The Cathedral of the Assumption is also striking. The inside has the grandiose height of a cathedral but a much more spartan decor on the inside walls. Especially striking is the inscription taking up an entire wall – after doing a little research, I learned the script is called Glagolitic. It’s not a language, just a script for writing somewhat unique to Croatia.
I’m not sure if you’d classify this as architecture, but it technically is: don’t miss Tunnel Gric. It’s a WW2-era bunker tunnel that connects the upper and lower towns. It was reopened in 2016 as a way to cut through the two parts of the city. Walking through feels a bit otherworldly, and it’s long enough that you feel transported back in time.
One thing I loved in Zagreb was its street art!
Buildings and walls are coated in it, but it’s not the typical city graffiti you might expect. It ranges from delicate paintings of animals to odd scenes of indeterminate meaning to famous people. There’s also a courtyard full of Croatian inventors, who can claim to be the home country for inventors of the fountain pen and the blimp, not to mention Nikola Tesla.
There are also a few statues dotted throughout – not as many as Bratislava, but still fun to stumble across!
The Museum of Broken Relationships
Imagine a place where people are invited to send in stories and talismans of relationships that ended. The Museum of Broken Relationships started as a traveling exhibition but was so popular that the creators opened a standalone museum that people still submit to.
As you wander from room to room, each display has an item and an accompanying story or quote. Some are long and sad, others are weird or gross. It’s also fascinating to think about how people chose the single item that encompasses that particular relationship.
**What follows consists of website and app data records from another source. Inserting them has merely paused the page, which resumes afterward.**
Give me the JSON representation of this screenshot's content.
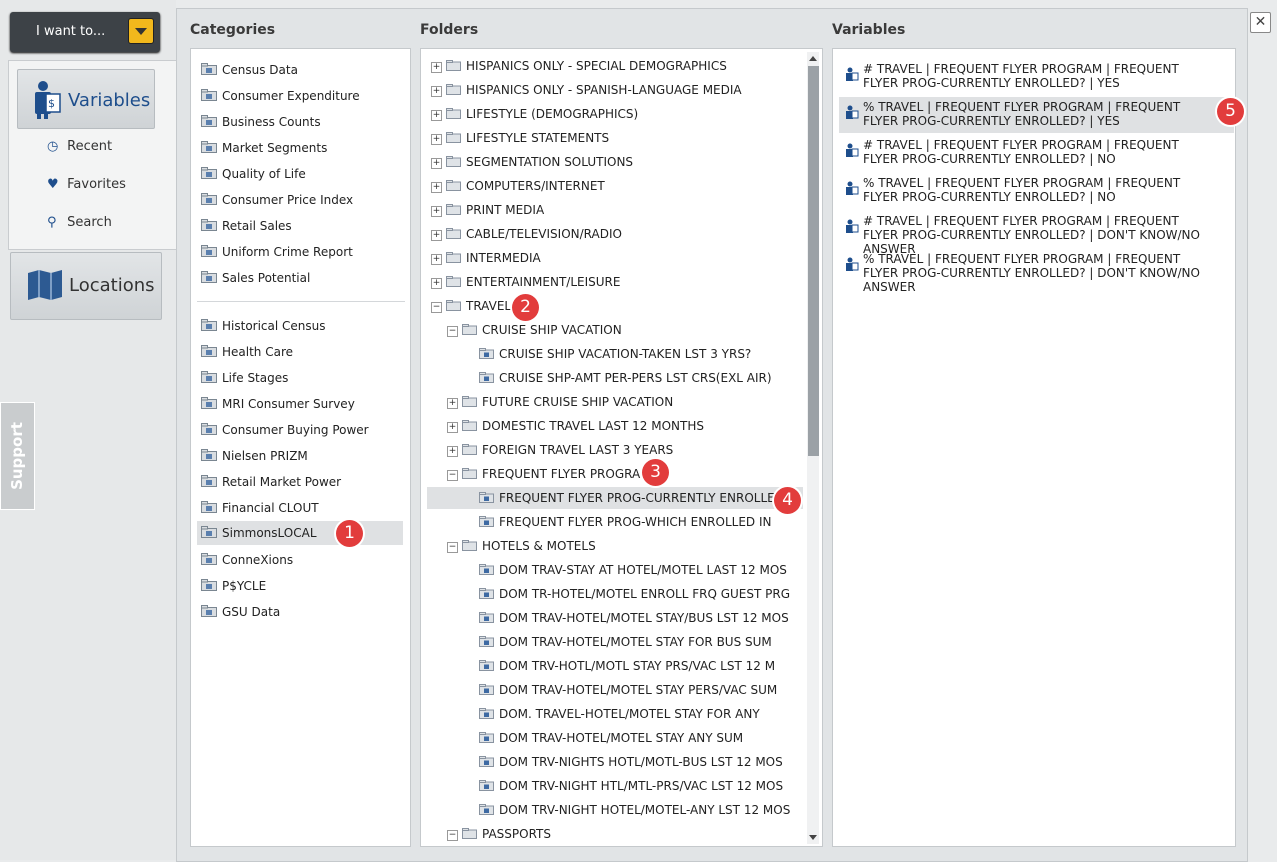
{
  "header": {
    "i_want_label": "I want to..."
  },
  "nav": {
    "variables": "Variables",
    "recent": "Recent",
    "favorites": "Favorites",
    "search": "Search",
    "locations": "Locations"
  },
  "support_label": "Support",
  "close_label": "✕",
  "columns": {
    "categories": "Categories",
    "folders": "Folders",
    "variables": "Variables"
  },
  "categories_top": [
    "Census Data",
    "Consumer Expenditure",
    "Business Counts",
    "Market Segments",
    "Quality of Life",
    "Consumer Price Index",
    "Retail Sales",
    "Uniform Crime Report",
    "Sales Potential"
  ],
  "categories_bottom": [
    "Historical Census",
    "Health Care",
    "Life Stages",
    "MRI Consumer Survey",
    "Consumer Buying Power",
    "Nielsen PRIZM",
    "Retail Market Power",
    "Financial CLOUT",
    "SimmonsLOCAL",
    "ConneXions",
    "P$YCLE",
    "GSU Data"
  ],
  "folders": [
    {
      "label": "HISPANICS ONLY - SPECIAL DEMOGRAPHICS",
      "level": 0,
      "type": "folder",
      "exp": "+"
    },
    {
      "label": "HISPANICS ONLY - SPANISH-LANGUAGE MEDIA",
      "level": 0,
      "type": "folder",
      "exp": "+"
    },
    {
      "label": "LIFESTYLE (DEMOGRAPHICS)",
      "level": 0,
      "type": "folder",
      "exp": "+"
    },
    {
      "label": "LIFESTYLE STATEMENTS",
      "level": 0,
      "type": "folder",
      "exp": "+"
    },
    {
      "label": "SEGMENTATION SOLUTIONS",
      "level": 0,
      "type": "folder",
      "exp": "+"
    },
    {
      "label": "COMPUTERS/INTERNET",
      "level": 0,
      "type": "folder",
      "exp": "+"
    },
    {
      "label": "PRINT MEDIA",
      "level": 0,
      "type": "folder",
      "exp": "+"
    },
    {
      "label": "CABLE/TELEVISION/RADIO",
      "level": 0,
      "type": "folder",
      "exp": "+"
    },
    {
      "label": "INTERMEDIA",
      "level": 0,
      "type": "folder",
      "exp": "+"
    },
    {
      "label": "ENTERTAINMENT/LEISURE",
      "level": 0,
      "type": "folder",
      "exp": "+"
    },
    {
      "label": "TRAVEL",
      "level": 0,
      "type": "open",
      "exp": "−"
    },
    {
      "label": "CRUISE SHIP VACATION",
      "level": 1,
      "type": "open",
      "exp": "−"
    },
    {
      "label": "CRUISE SHIP VACATION-TAKEN LST 3 YRS?",
      "level": 2,
      "type": "item",
      "exp": ""
    },
    {
      "label": "CRUISE SHP-AMT PER-PERS LST CRS(EXL AIR)",
      "level": 2,
      "type": "item",
      "exp": ""
    },
    {
      "label": "FUTURE CRUISE SHIP VACATION",
      "level": 1,
      "type": "folder",
      "exp": "+"
    },
    {
      "label": "DOMESTIC TRAVEL LAST 12 MONTHS",
      "level": 1,
      "type": "folder",
      "exp": "+"
    },
    {
      "label": "FOREIGN TRAVEL LAST 3 YEARS",
      "level": 1,
      "type": "folder",
      "exp": "+"
    },
    {
      "label": "FREQUENT FLYER PROGRAM",
      "level": 1,
      "type": "open",
      "exp": "−"
    },
    {
      "label": "FREQUENT FLYER PROG-CURRENTLY ENROLLED?",
      "level": 2,
      "type": "item",
      "exp": ""
    },
    {
      "label": "FREQUENT FLYER PROG-WHICH ENROLLED IN",
      "level": 2,
      "type": "item",
      "exp": ""
    },
    {
      "label": "HOTELS & MOTELS",
      "level": 1,
      "type": "open",
      "exp": "−"
    },
    {
      "label": "DOM TRAV-STAY AT HOTEL/MOTEL LAST 12 MOS",
      "level": 2,
      "type": "item",
      "exp": ""
    },
    {
      "label": "DOM TR-HOTEL/MOTEL ENROLL FRQ GUEST PRG",
      "level": 2,
      "type": "item",
      "exp": ""
    },
    {
      "label": "DOM TRAV-HOTEL/MOTEL STAY/BUS LST 12 MOS",
      "level": 2,
      "type": "item",
      "exp": ""
    },
    {
      "label": "DOM TRAV-HOTEL/MOTEL STAY FOR BUS SUM",
      "level": 2,
      "type": "item",
      "exp": ""
    },
    {
      "label": "DOM TRV-HOTL/MOTL STAY PRS/VAC LST 12 M",
      "level": 2,
      "type": "item",
      "exp": ""
    },
    {
      "label": "DOM TRAV-HOTEL/MOTEL STAY PERS/VAC SUM",
      "level": 2,
      "type": "item",
      "exp": ""
    },
    {
      "label": "DOM. TRAVEL-HOTEL/MOTEL STAY FOR ANY",
      "level": 2,
      "type": "item",
      "exp": ""
    },
    {
      "label": "DOM TRAV-HOTEL/MOTEL STAY ANY SUM",
      "level": 2,
      "type": "item",
      "exp": ""
    },
    {
      "label": "DOM TRV-NIGHTS HOTL/MOTL-BUS LST 12 MOS",
      "level": 2,
      "type": "item",
      "exp": ""
    },
    {
      "label": "DOM TRV-NIGHT HTL/MTL-PRS/VAC LST 12 MOS",
      "level": 2,
      "type": "item",
      "exp": ""
    },
    {
      "label": "DOM TRV-NIGHT HOTEL/MOTEL-ANY LST 12 MOS",
      "level": 2,
      "type": "item",
      "exp": ""
    },
    {
      "label": "PASSPORTS",
      "level": 1,
      "type": "open",
      "exp": "−"
    }
  ],
  "variables": [
    "# TRAVEL | FREQUENT FLYER PROGRAM | FREQUENT FLYER PROG-CURRENTLY ENROLLED? | YES",
    "% TRAVEL | FREQUENT FLYER PROGRAM | FREQUENT FLYER PROG-CURRENTLY ENROLLED? | YES",
    "# TRAVEL | FREQUENT FLYER PROGRAM | FREQUENT FLYER PROG-CURRENTLY ENROLLED? | NO",
    "% TRAVEL | FREQUENT FLYER PROGRAM | FREQUENT FLYER PROG-CURRENTLY ENROLLED? | NO",
    "# TRAVEL | FREQUENT FLYER PROGRAM | FREQUENT FLYER PROG-CURRENTLY ENROLLED? | DON'T KNOW/NO ANSWER",
    "% TRAVEL | FREQUENT FLYER PROGRAM | FREQUENT FLYER PROG-CURRENTLY ENROLLED? | DON'T KNOW/NO ANSWER"
  ],
  "badges": [
    "1",
    "2",
    "3",
    "4",
    "5"
  ],
  "colors": {
    "accent": "#1e4e8c",
    "badge": "#e23c3c",
    "button": "#f2b81c"
  }
}
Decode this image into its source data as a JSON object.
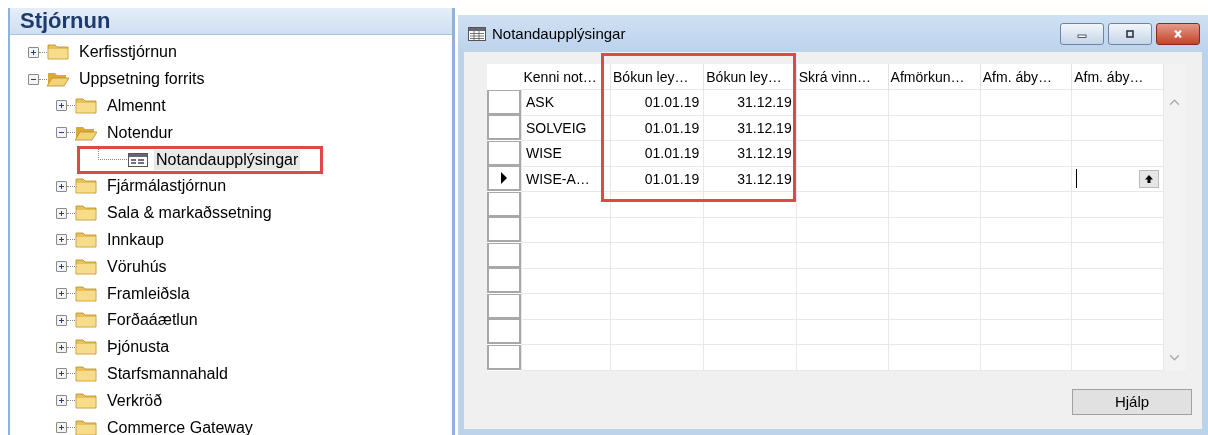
{
  "navigation": {
    "title": "Stjórnun",
    "tree": [
      {
        "label": "Kerfisstjórnun",
        "kind": "folder",
        "expanded": false
      },
      {
        "label": "Uppsetning forrits",
        "kind": "folder",
        "expanded": true,
        "children": [
          {
            "label": "Almennt",
            "kind": "folder",
            "expanded": false
          },
          {
            "label": "Notendur",
            "kind": "folder",
            "expanded": true,
            "children": [
              {
                "label": "Notandaupplýsingar",
                "kind": "form",
                "selected": true,
                "highlighted": true
              }
            ]
          },
          {
            "label": "Fjármálastjórnun",
            "kind": "folder",
            "expanded": false
          },
          {
            "label": "Sala & markaðssetning",
            "kind": "folder",
            "expanded": false
          },
          {
            "label": "Innkaup",
            "kind": "folder",
            "expanded": false
          },
          {
            "label": "Vöruhús",
            "kind": "folder",
            "expanded": false
          },
          {
            "label": "Framleiðsla",
            "kind": "folder",
            "expanded": false
          },
          {
            "label": "Forðaáætlun",
            "kind": "folder",
            "expanded": false
          },
          {
            "label": "Þjónusta",
            "kind": "folder",
            "expanded": false
          },
          {
            "label": "Starfsmannahald",
            "kind": "folder",
            "expanded": false
          },
          {
            "label": "Verkröð",
            "kind": "folder",
            "expanded": false
          },
          {
            "label": "Commerce Gateway",
            "kind": "folder",
            "expanded": false
          }
        ]
      }
    ]
  },
  "window": {
    "title": "Notandaupplýsingar",
    "table": {
      "columns": [
        {
          "label": "Kenni not…",
          "kind": "text",
          "highlighted": false
        },
        {
          "label": "Bókun ley…",
          "kind": "date",
          "highlighted": true
        },
        {
          "label": "Bókun ley…",
          "kind": "date",
          "highlighted": true
        },
        {
          "label": "Skrá vinn…",
          "kind": "text",
          "highlighted": false
        },
        {
          "label": "Afmörkun…",
          "kind": "text",
          "highlighted": false
        },
        {
          "label": "Afm. áby…",
          "kind": "text",
          "highlighted": false
        },
        {
          "label": "Afm. áby…",
          "kind": "text",
          "highlighted": false
        }
      ],
      "rows": [
        {
          "current": false,
          "editing": false,
          "cells": [
            "ASK",
            "01.01.19",
            "31.12.19"
          ]
        },
        {
          "current": false,
          "editing": false,
          "cells": [
            "SOLVEIG",
            "01.01.19",
            "31.12.19"
          ]
        },
        {
          "current": false,
          "editing": false,
          "cells": [
            "WISE",
            "01.01.19",
            "31.12.19"
          ]
        },
        {
          "current": true,
          "editing": true,
          "cells": [
            "WISE-A…",
            "01.01.19",
            "31.12.19"
          ]
        }
      ]
    },
    "buttons": [
      "Hjálp"
    ]
  }
}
Running the gamut from hilarious to anger-inducing to weird to heartbreaking, the collection is a unique look into the way humanity deals with broken relationships.
The museum doesn’t just feature romantic relationships, either: they run the gamut from family members to friends to a particularly hilarious breakup with gluten for a celiac.
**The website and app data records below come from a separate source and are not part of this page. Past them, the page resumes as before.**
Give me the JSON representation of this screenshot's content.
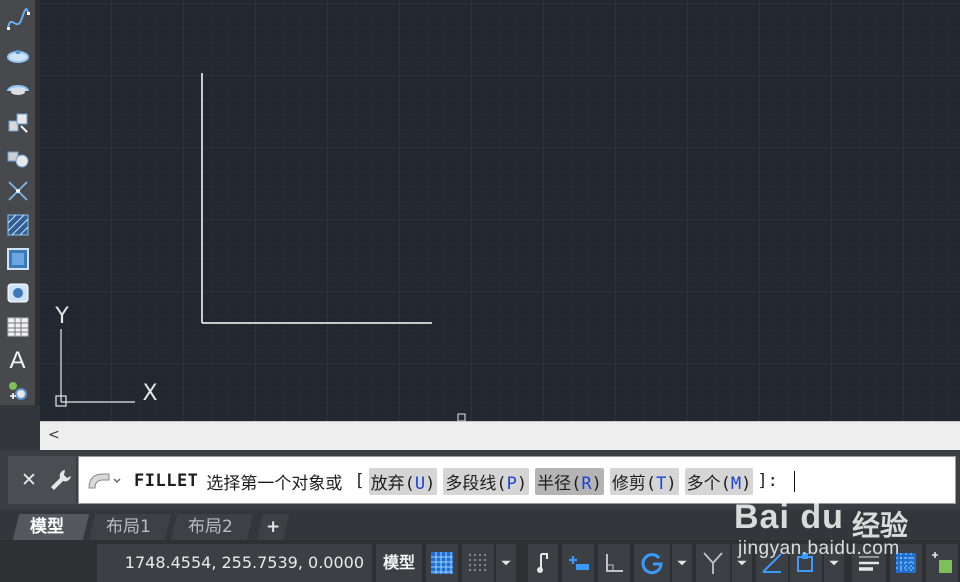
{
  "colors": {
    "canvas_bg": "#212830",
    "grid_minor": "#262e37",
    "grid_major": "#2e3741",
    "geometry": "#ffffff",
    "command_option": "#1a44d8"
  },
  "toolbar": {
    "tools": [
      {
        "name": "spline-tool",
        "icon": "spline-icon"
      },
      {
        "name": "ellipse-tool",
        "icon": "ellipse-icon"
      },
      {
        "name": "ellipse-arc-tool",
        "icon": "ellipse-arc-icon"
      },
      {
        "name": "insert-block-tool",
        "icon": "insert-block-icon"
      },
      {
        "name": "make-block-tool",
        "icon": "make-block-icon"
      },
      {
        "name": "point-tool",
        "icon": "point-icon"
      },
      {
        "name": "hatch-tool",
        "icon": "hatch-icon"
      },
      {
        "name": "gradient-tool",
        "icon": "gradient-icon"
      },
      {
        "name": "region-tool",
        "icon": "region-icon"
      },
      {
        "name": "table-tool",
        "icon": "table-icon"
      },
      {
        "name": "multiline-text-tool",
        "icon": "text-icon",
        "label": "A"
      },
      {
        "name": "add-selected-tool",
        "icon": "add-selected-icon"
      }
    ]
  },
  "ucs": {
    "x_label": "X",
    "y_label": "Y"
  },
  "hscroll": {
    "left_arrow": "<"
  },
  "command": {
    "close_glyph": "✕",
    "name": "FILLET",
    "prompt": "选择第一个对象或",
    "open_bracket": "[",
    "options": [
      {
        "label": "放弃",
        "key": "U",
        "selected": false
      },
      {
        "label": "多段线",
        "key": "P",
        "selected": false
      },
      {
        "label": "半径",
        "key": "R",
        "selected": true
      },
      {
        "label": "修剪",
        "key": "T",
        "selected": false
      },
      {
        "label": "多个",
        "key": "M",
        "selected": false
      }
    ],
    "close_bracket": "]:"
  },
  "tabs": {
    "model": "模型",
    "layout1": "布局1",
    "layout2": "布局2",
    "add": "+"
  },
  "status": {
    "coordinates": "1748.4554, 255.7539, 0.0000",
    "space": "模型"
  },
  "watermark": {
    "logo": "Bai du",
    "cn": "经验",
    "url": "jingyan.baidu.com"
  }
}
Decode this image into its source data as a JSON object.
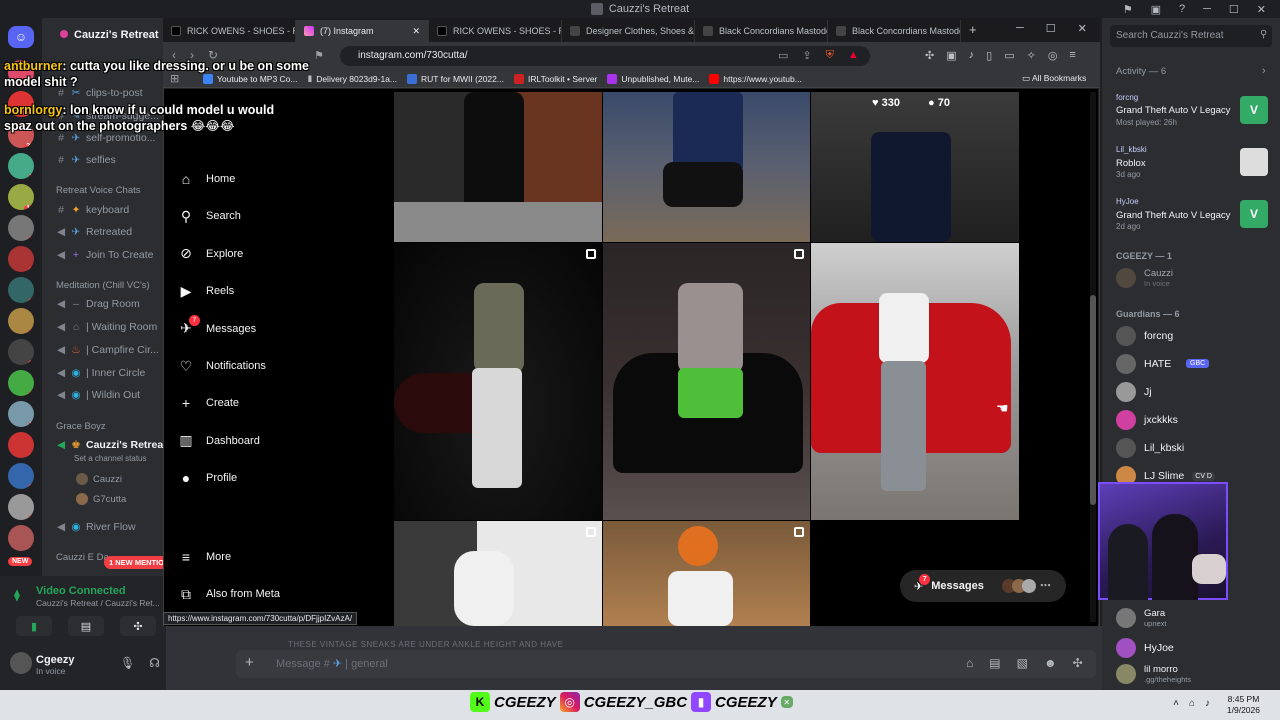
{
  "discord": {
    "window_title": "Cauzzi's Retreat",
    "server_name": "Cauzzi's Retreat",
    "channels": [
      {
        "label": "clips-to-post",
        "icon": "hash"
      },
      {
        "label": "stream-sugge...",
        "icon": "hash"
      },
      {
        "label": "self-promotio...",
        "icon": "hash"
      },
      {
        "label": "selfies",
        "icon": "hash"
      }
    ],
    "voice_category": "Retreat Voice Chats",
    "voice_channels": [
      {
        "label": "keyboard",
        "icon": "hash"
      },
      {
        "label": "Retreated",
        "icon": "speaker"
      },
      {
        "label": "Join To Create",
        "icon": "speaker"
      }
    ],
    "chill_category": "Meditation (Chill VC's)",
    "chill_channels": [
      {
        "label": "Drag Room"
      },
      {
        "label": "| Waiting Room"
      },
      {
        "label": "| Campfire Cir..."
      },
      {
        "label": "| Inner Circle"
      },
      {
        "label": "| Wildin Out"
      }
    ],
    "grace_category": "Grace Boyz",
    "active_channel": "Cauzzi's Retrea...",
    "channel_status": "Set a channel status",
    "voice_users": [
      "Cauzzi",
      "G7cutta"
    ],
    "river_channel": "River Flow",
    "next_category": "Cauzzi E Da...",
    "new_mentions": "1 NEW MENTIO...",
    "new_badge": "NEW",
    "voice_connected": "Video Connected",
    "voice_server": "Cauzzi's Retreat / Cauzzi's Ret...",
    "username": "Cgeezy",
    "user_status": "In voice",
    "message_placeholder": "Message #",
    "message_channel": "| general",
    "preview_text": "THESE VINTAGE SNEAKS ARE UNDER ANKLE HEIGHT AND HAVE",
    "server_badges": [
      "20",
      "26",
      "22",
      "7",
      "14",
      "2",
      "8",
      "6",
      "6",
      "3",
      "6",
      "7",
      "4",
      "6",
      "2",
      "6"
    ]
  },
  "members": {
    "search_placeholder": "Search Cauzzi's Retreat",
    "activity_header": "Activity — 6",
    "activities": [
      {
        "user": "forcng",
        "game": "Grand Theft Auto V Legacy",
        "detail": "Most played: 26h"
      },
      {
        "user": "Lil_kbski",
        "game": "Roblox",
        "detail": "3d ago"
      },
      {
        "user": "HyJoe",
        "game": "Grand Theft Auto V Legacy",
        "detail": "2d ago"
      }
    ],
    "cgeezy_header": "CGEEZY — 1",
    "cgeezy_member": "Cauzzi",
    "cgeezy_status": "In voice",
    "guardians_header": "Guardians — 6",
    "guardians": [
      "forcng",
      "HATE",
      "Jj",
      "jxckkks",
      "Lil_kbski",
      "LJ Slime"
    ],
    "hate_tag": "GBC",
    "ljslime_tag": "CV D",
    "others": [
      {
        "name": "Gara",
        "status": "upnext"
      },
      {
        "name": "HyJoe",
        "status": ""
      },
      {
        "name": "lil morro",
        "status": ".gg/theheights"
      }
    ]
  },
  "browser": {
    "tabs": [
      {
        "label": "RICK OWENS - SHOES - Ric",
        "active": false
      },
      {
        "label": "(7) Instagram",
        "active": true
      },
      {
        "label": "RICK OWENS - SHOES - Ric",
        "active": false
      },
      {
        "label": "Designer Clothes, Shoes &",
        "active": false
      },
      {
        "label": "Black Concordians Mastodo",
        "active": false
      },
      {
        "label": "Black Concordians Mastodo",
        "active": false
      }
    ],
    "url": "instagram.com/730cutta/",
    "bookmarks": [
      "Youtube to MP3 Co...",
      "Delivery 8023d9-1a...",
      "RUT for MWII (2022...",
      "IRLToolkit • Server",
      "Unpublished, Mute...",
      "https://www.youtub..."
    ],
    "all_bookmarks": "All Bookmarks",
    "status_url": "https://www.instagram.com/730cutta/p/DFjjpIZvAzA/"
  },
  "instagram": {
    "nav": [
      {
        "label": "Home",
        "icon": "home-icon"
      },
      {
        "label": "Search",
        "icon": "search-icon"
      },
      {
        "label": "Explore",
        "icon": "compass-icon"
      },
      {
        "label": "Reels",
        "icon": "reels-icon"
      },
      {
        "label": "Messages",
        "icon": "messenger-icon",
        "badge": "7"
      },
      {
        "label": "Notifications",
        "icon": "heart-icon"
      },
      {
        "label": "Create",
        "icon": "plus-icon"
      },
      {
        "label": "Dashboard",
        "icon": "chart-icon"
      },
      {
        "label": "Profile",
        "icon": "avatar-icon"
      }
    ],
    "more": "More",
    "also_meta": "Also from Meta",
    "hover_likes": "330",
    "hover_comments": "70",
    "messages_pill": "Messages",
    "messages_badge": "7"
  },
  "overlay": {
    "chat": [
      {
        "name": "antburner",
        "text": ": cutta you like dressing. or u be on some model shit ?"
      },
      {
        "name": "bornlorgy",
        "text": ": lon know if u could model u would spaz out on the photographers 😂😂😂"
      }
    ],
    "socials": [
      "CGEEZY",
      "CGEEZY_GBC",
      "CGEEZY"
    ]
  },
  "taskbar": {
    "time": "8:45 PM",
    "date": "1/9/2026"
  }
}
One note: this is a solidly PG-13 museum, so families keep that in mind.
Rather than try to squeeze a few recommendations here, I’ve created a separate post with suggestions. Whether you’re looking for high end, affordable meals, or breakfast, I’ve got some suggestions.
If you’re in an Airbnb and want to cook, I highly recommend checking out the Dolac Market! It’s open daily and you can find all manner of colorful, fresh ingredients from local farms.
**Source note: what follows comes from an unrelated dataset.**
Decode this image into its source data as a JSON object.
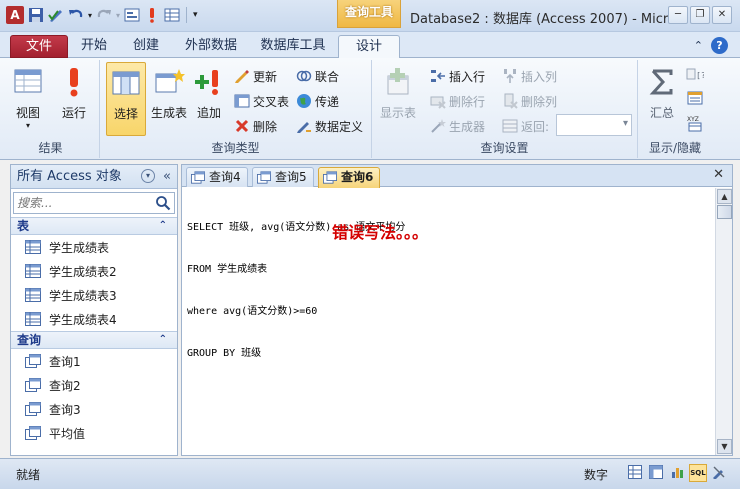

What I’ll See Next Time
There are a few museums that I wished we had time to check out. So if you’re in the mood for art or need to stay busier than what I’ve shared already, try some of these!
The Museum of Naive Art sounded cool – the title made me laugh at first because I didn’t know the usage here. It means artists who haven’t formally trained in their medium.
Goofy, but consistently well-rated: the Museum of Illusions looks silly and fun. Think optical illusions and tricks on your eyes.
On a more somber note, the Image of War Photography Museum catalogs the Croatian War of Independence in the 1990s. I’ve read good things about this museum, which documents a conflict I know so little about.
Also, the single biggest draw to bring me to Zagreb? Their Christmas markets! The entire city transforms into a Christmas wonderland, and it’s consistently rated one of the best on the continent. That combined with the reasonable hotel and Airbnb rates make a return trip a no brainer!